immediately notify herbage vehicle operators when they are full. At some
point in the future, the garbage truck itself could be autonomous,
leading to a three way communication network among the truck,
sensor-equipped bins and the garbage collecting robot. They will be able
to do their respective jobs with little or no human intervention.
Households will be able to monitor the process via their smartphones
and even schedule a pick up at another time. A US waste company has
already announced plans to launch a smartphone app that allows users to
call for a rubbish collection, the same way they might schedule a taxi.
Moreover, the garbage truck can be powered by electric batteries,
turbine or hydrogen fuel cells, which will minimize pollution. A trash
truck burns 14,000 gallons of fuel annually - 60 percent of which could
be saved with an electric battery power solution or an electric turbine.
In fact, Tesla co-founder and CEO of Wrightspeed Inc Ian Wright is
already testing an 80-kilowatt generator with a 10,000-hour life
especially built for trash trucks.
Robots are ideally suited to handle tasks that are either too
dangerous or too revolting for us, from demining to taking the trash.
Vacuuming robots such as Roomba are already available in the market. You
can buy 10 normal manually operated vacuum cleaners for around the same
amount of money, but no manual vacuum cleaner can beat the sheer
spectacle of a robotic vacuum cleaner going around a room on its own,
cleaning up and even recharging without any human intervention.

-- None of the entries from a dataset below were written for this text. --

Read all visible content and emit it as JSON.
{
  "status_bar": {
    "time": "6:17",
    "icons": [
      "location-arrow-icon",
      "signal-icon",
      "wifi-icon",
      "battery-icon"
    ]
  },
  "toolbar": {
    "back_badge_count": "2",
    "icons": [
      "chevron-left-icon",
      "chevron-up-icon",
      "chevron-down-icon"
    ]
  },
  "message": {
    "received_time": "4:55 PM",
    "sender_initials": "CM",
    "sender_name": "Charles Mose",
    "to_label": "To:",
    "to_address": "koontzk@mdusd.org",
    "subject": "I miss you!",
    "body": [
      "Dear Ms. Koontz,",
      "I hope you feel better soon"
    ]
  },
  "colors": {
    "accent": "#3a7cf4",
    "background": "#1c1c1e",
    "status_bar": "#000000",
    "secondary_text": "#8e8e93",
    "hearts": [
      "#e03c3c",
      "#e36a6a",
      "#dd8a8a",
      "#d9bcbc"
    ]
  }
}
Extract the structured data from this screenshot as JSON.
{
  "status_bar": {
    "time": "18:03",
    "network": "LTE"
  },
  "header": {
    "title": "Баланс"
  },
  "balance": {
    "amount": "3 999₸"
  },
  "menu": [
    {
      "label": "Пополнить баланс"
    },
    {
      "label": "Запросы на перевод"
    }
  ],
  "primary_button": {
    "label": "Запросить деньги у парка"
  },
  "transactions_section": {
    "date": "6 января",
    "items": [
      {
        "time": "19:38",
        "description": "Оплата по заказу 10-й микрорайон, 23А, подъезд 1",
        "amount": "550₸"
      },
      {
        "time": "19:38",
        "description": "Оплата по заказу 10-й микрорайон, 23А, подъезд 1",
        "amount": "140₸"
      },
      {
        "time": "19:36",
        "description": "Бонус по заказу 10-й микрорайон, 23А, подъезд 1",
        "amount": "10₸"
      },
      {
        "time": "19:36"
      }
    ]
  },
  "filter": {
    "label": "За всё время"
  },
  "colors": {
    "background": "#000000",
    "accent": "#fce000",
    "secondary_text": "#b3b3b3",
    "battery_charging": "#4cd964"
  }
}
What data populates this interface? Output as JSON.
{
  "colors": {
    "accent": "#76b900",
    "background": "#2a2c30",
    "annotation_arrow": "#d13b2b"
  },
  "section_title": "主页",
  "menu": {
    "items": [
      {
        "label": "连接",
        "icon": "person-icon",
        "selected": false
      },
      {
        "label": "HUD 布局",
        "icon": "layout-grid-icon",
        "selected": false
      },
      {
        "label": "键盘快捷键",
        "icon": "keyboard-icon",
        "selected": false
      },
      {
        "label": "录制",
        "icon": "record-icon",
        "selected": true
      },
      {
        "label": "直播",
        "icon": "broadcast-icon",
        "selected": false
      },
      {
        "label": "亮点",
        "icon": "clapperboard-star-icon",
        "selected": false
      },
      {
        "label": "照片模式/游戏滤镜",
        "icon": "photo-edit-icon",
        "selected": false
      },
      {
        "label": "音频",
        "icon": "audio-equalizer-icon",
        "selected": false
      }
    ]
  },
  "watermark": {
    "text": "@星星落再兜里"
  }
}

They will become cheaper in the next five years or so. Household
robots (which may or may not look like humans) will be commonplace in
around 20 years if present trends continue. These are exciting
technologies that can create a difference in our everyday lives in the